Discussion in 'All Other Discussions' started by Salty, Apr 24, 2013.

  1. Salty

    Salty
    Expand Collapse
    20,000 Posts Club
    Moderator

    Joined:
    Apr 8, 2003
    Messages:
    22,083
    Likes Received:
    218
  2. Melanie

    Melanie
    Expand Collapse
    Active Member

    Joined:
    Nov 21, 2002
    Messages:
    2,779
    Likes Received:
    5
    Dear Salty...I enjoyed the link very much. As a student nurse (I was hospital trained) I wore a nurse's cap for 3 years. Each year a stripe was added....red on white. We called them Isa stacks as Mt.Isa is a mining town and there is a very long chimney....our caps were cardboard stiff with starch and we had to see matron who made them up with pins. It gave her an opportunity to abuse us as well. We were supposed to see her when the cap got dirty, but with micropore sticky tape around the hair edge we went to see her exactly 3 times, as a stripe was added.
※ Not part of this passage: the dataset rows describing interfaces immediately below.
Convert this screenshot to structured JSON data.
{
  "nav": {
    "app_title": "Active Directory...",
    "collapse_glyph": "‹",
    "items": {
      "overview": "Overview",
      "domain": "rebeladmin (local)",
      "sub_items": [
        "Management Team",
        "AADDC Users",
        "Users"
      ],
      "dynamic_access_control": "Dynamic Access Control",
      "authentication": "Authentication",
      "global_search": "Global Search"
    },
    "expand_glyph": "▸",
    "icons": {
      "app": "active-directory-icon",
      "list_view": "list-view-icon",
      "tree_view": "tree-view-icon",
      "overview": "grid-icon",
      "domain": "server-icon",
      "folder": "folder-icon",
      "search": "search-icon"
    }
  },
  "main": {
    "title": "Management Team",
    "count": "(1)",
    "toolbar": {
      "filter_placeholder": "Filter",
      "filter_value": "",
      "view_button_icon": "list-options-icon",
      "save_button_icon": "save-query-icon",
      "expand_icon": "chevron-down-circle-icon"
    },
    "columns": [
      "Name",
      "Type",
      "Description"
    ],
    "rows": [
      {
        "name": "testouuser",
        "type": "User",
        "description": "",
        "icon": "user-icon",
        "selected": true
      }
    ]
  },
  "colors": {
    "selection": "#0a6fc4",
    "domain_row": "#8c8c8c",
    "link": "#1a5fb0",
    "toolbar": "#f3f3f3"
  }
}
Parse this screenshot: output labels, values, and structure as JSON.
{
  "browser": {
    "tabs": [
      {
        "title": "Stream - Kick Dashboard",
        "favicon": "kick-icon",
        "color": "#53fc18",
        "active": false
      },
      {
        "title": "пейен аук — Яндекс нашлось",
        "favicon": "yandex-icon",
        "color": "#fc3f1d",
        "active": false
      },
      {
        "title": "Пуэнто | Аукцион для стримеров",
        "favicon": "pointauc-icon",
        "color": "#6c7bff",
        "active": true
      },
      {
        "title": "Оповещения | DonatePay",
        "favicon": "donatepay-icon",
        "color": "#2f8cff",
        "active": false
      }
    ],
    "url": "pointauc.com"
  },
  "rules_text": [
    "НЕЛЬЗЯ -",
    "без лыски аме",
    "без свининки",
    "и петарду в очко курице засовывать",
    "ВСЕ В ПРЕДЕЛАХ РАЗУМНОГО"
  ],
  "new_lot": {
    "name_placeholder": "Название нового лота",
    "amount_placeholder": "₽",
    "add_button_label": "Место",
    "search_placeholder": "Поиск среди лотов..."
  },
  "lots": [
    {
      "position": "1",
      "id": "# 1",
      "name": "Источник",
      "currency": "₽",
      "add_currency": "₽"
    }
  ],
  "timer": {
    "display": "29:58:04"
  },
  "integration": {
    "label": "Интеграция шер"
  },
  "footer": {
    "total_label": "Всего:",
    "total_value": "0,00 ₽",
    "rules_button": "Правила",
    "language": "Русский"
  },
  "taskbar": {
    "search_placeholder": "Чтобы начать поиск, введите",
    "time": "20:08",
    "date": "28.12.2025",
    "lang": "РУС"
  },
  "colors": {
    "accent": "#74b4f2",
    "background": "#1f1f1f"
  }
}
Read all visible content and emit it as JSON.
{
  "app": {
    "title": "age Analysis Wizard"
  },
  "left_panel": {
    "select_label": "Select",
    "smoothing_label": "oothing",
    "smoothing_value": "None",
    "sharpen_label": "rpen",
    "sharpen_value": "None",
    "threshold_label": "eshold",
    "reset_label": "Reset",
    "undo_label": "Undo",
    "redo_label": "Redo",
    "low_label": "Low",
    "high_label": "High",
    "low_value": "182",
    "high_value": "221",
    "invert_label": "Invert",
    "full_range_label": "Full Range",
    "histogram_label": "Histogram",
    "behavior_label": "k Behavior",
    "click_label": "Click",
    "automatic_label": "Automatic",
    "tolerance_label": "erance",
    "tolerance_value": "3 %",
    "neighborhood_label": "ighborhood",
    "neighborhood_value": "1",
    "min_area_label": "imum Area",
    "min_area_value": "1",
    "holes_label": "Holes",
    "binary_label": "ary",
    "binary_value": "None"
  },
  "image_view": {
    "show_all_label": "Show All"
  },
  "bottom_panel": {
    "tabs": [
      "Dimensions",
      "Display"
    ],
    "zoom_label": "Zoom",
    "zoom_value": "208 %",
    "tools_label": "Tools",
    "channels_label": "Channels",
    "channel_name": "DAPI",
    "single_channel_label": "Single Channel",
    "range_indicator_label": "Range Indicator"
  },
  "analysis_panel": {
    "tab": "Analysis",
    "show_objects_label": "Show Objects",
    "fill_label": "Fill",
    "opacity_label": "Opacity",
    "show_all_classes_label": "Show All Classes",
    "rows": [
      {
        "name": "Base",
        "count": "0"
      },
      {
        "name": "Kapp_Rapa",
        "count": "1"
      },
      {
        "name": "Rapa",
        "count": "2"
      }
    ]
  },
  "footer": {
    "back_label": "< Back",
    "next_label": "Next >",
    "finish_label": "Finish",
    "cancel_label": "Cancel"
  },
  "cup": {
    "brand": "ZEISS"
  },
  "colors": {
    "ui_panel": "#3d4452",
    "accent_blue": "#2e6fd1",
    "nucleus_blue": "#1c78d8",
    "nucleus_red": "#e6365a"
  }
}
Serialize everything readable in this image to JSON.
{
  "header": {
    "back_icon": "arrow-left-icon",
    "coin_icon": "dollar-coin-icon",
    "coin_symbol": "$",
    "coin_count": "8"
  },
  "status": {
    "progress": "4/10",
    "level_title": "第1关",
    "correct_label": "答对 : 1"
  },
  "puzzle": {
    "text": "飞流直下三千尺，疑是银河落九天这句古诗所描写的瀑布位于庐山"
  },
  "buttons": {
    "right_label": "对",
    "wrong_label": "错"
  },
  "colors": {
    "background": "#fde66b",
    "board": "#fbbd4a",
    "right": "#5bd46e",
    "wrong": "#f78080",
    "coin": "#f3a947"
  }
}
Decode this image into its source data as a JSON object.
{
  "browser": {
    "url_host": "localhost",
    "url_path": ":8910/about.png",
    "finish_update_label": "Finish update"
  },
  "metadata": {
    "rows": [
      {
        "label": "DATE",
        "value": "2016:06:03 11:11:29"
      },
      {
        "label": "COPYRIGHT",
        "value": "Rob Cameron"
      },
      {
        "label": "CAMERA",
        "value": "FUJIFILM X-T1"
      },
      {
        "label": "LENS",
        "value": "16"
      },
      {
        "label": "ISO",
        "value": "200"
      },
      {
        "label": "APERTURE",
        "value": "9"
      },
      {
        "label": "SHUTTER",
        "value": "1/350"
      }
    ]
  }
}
    I graduated and received a registered nurse veil, by then in paper and wore it exactly once (at graduation). We burned them afterwards.

    Some of the older nurses wore them when at work, but us brash and rebellious misses did not.

    I worked for a greater portion of my career in ICU/ Crit Care Units, and caps/veils would have been a positive menace, I recall having to do dodge the sphagetti lines a lot, certainly to dislodge one would NOT have been in the patients best interest.....knocking out a bp supportve drug, or pacing wires.....gah how horrific.

    Towards the end of my nursing career, I wore scrubs.....lovely loose fitting jimmy jams....which were easily changed if you had a spill ( fortunately rare in my case ). Certainly....a colour code as identification of what you are would be beneficial for the public. I was appalled that now in wards, as a patient you may THINK a registered nurse is looking after you, but that may not BE so. i personally believe as a member of the public, I would be more likely to talk about SOME things more readily to a registered nurse than to someone untrained knowing that it is more likely to be acted on.
     
  3. Deacon

    Deacon
    Expand Collapse
    Well-Known Member
    Supporter

    Joined:
    Aug 23, 2002
    Messages:
    6,968
    Likes Received:
    128
    Unsanitary, bacteria-laden, sexist, silly - can I say you'll never see me in one!

    Rob (nurse)
     

Share This Page

Loading...